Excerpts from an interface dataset
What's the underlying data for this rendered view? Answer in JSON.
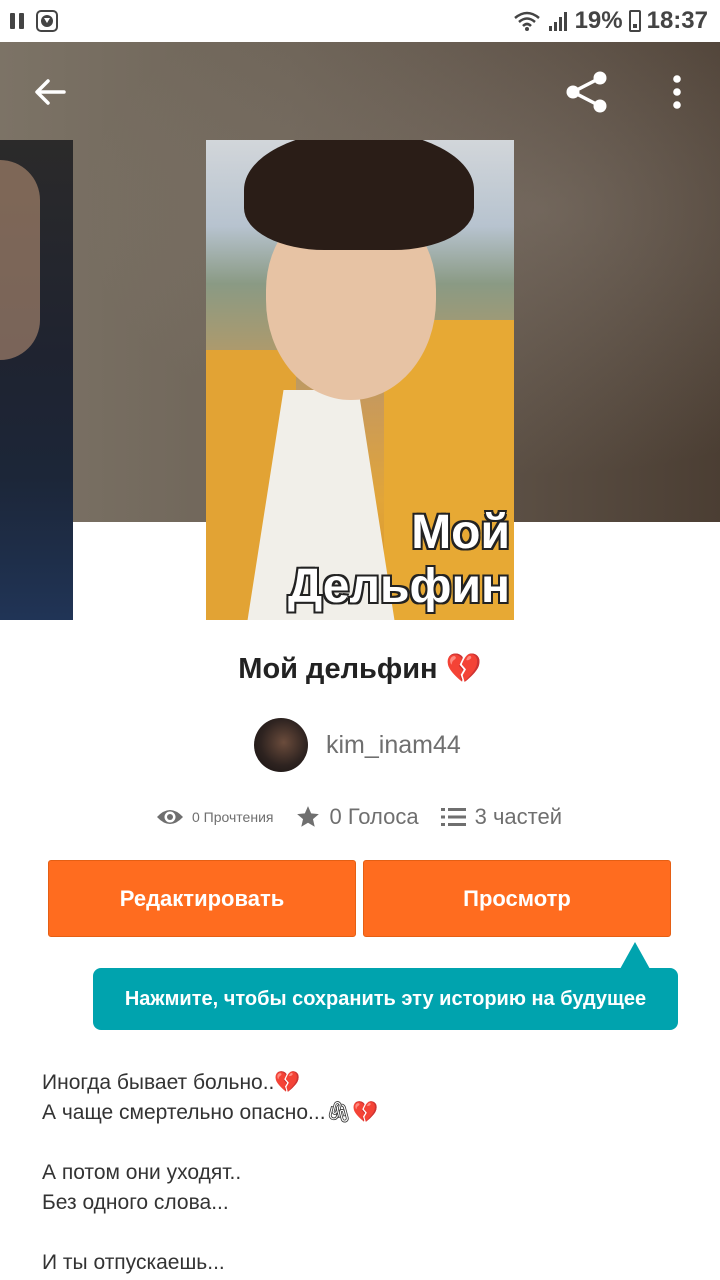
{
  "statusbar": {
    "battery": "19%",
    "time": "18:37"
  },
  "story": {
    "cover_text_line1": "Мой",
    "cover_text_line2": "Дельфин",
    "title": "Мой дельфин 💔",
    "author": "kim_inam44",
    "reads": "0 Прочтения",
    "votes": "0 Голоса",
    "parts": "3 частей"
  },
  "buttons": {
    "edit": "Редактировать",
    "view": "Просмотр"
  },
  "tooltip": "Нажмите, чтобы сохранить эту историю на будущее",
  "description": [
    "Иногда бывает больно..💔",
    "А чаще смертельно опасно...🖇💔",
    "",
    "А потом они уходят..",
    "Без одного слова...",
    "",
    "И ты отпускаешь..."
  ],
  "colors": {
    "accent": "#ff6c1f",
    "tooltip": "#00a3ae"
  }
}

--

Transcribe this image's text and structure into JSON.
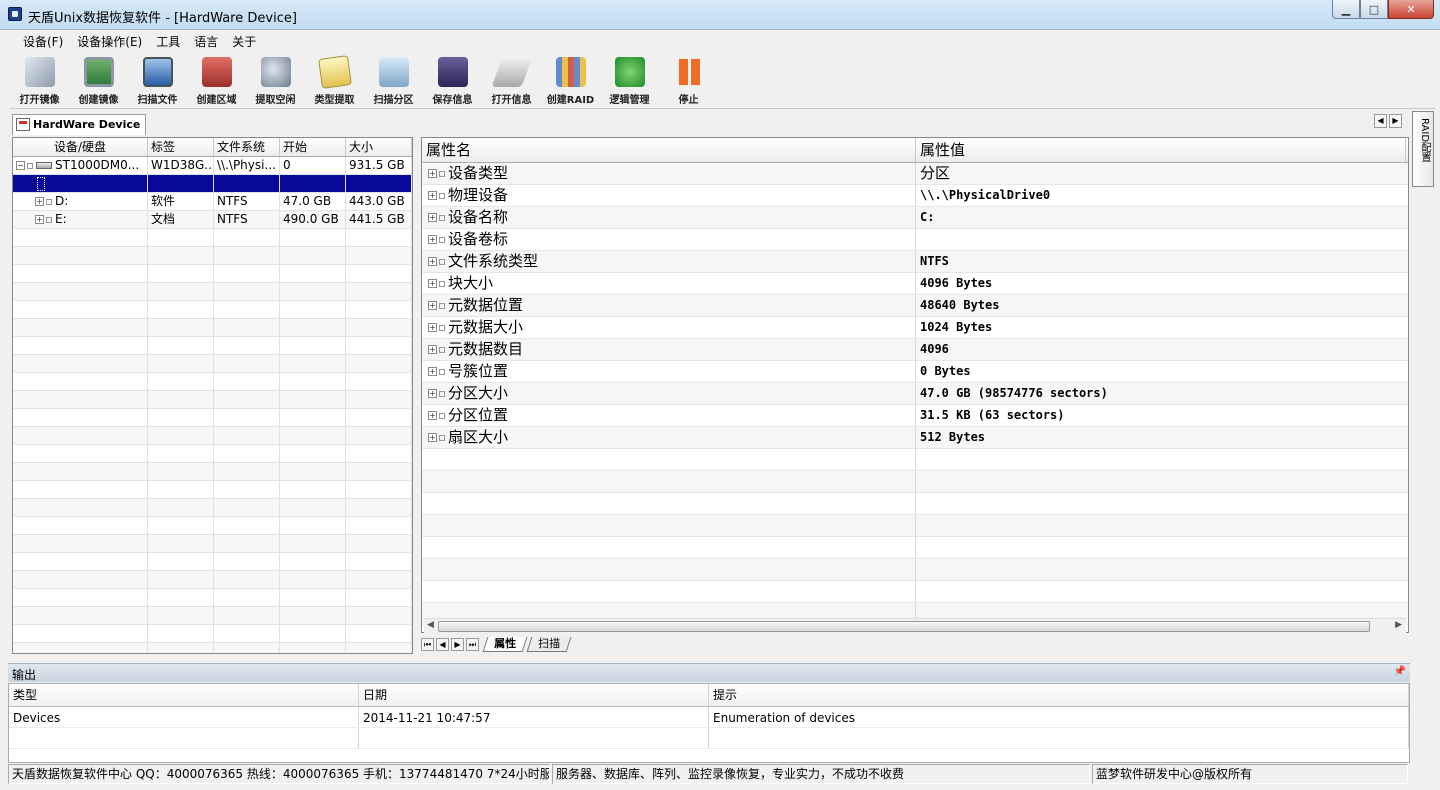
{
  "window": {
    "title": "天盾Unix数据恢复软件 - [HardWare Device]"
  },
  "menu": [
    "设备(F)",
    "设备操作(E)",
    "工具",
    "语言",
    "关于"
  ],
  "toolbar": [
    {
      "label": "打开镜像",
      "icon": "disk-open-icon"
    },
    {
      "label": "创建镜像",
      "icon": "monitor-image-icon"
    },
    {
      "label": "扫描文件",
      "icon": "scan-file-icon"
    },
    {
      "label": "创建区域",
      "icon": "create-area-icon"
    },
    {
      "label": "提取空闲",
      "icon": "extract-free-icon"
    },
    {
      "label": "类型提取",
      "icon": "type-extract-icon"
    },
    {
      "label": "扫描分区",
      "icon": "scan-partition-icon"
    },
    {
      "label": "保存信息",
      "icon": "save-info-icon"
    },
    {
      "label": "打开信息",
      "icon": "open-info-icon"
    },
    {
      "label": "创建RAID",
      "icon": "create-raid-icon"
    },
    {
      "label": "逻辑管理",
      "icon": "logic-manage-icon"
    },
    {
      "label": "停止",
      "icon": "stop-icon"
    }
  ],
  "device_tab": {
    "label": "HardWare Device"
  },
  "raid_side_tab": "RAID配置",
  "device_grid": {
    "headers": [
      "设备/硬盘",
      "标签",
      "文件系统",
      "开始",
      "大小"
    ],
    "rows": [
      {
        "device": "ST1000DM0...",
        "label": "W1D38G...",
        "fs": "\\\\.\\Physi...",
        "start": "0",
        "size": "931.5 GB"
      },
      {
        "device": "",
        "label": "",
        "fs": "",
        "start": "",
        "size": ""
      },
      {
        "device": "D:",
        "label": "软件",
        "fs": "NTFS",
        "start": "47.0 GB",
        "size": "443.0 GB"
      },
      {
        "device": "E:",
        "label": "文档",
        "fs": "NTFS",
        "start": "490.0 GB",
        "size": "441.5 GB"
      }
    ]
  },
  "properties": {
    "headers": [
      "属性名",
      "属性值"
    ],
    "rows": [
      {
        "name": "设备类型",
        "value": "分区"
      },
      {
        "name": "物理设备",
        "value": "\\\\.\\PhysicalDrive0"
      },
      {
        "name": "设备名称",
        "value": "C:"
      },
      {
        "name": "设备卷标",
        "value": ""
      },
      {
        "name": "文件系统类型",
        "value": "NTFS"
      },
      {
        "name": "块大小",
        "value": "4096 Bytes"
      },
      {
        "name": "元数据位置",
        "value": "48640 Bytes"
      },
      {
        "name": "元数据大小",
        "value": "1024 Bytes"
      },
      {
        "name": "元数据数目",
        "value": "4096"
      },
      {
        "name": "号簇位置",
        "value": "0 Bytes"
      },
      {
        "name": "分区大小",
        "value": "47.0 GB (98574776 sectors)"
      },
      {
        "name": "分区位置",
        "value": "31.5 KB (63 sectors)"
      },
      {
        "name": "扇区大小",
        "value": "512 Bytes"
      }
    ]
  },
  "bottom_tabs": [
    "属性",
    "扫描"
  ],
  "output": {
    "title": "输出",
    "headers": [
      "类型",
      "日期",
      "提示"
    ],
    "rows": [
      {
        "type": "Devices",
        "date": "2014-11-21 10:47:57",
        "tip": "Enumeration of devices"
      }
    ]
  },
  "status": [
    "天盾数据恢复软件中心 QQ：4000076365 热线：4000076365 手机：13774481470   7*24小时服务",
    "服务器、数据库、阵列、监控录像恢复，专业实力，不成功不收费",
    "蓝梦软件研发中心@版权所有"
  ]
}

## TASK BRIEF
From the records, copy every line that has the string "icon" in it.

## OUTPUT
      "icon": "disk-open-icon"
      "icon": "monitor-image-icon"
      "icon": "scan-file-icon"
      "icon": "create-area-icon"
      "icon": "extract-free-icon"
      "icon": "type-extract-icon"
      "icon": "scan-partition-icon"
      "icon": "save-info-icon"
      "icon": "open-info-icon"
      "icon": "create-raid-icon"
      "icon": "logic-manage-icon"
      "icon": "stop-icon"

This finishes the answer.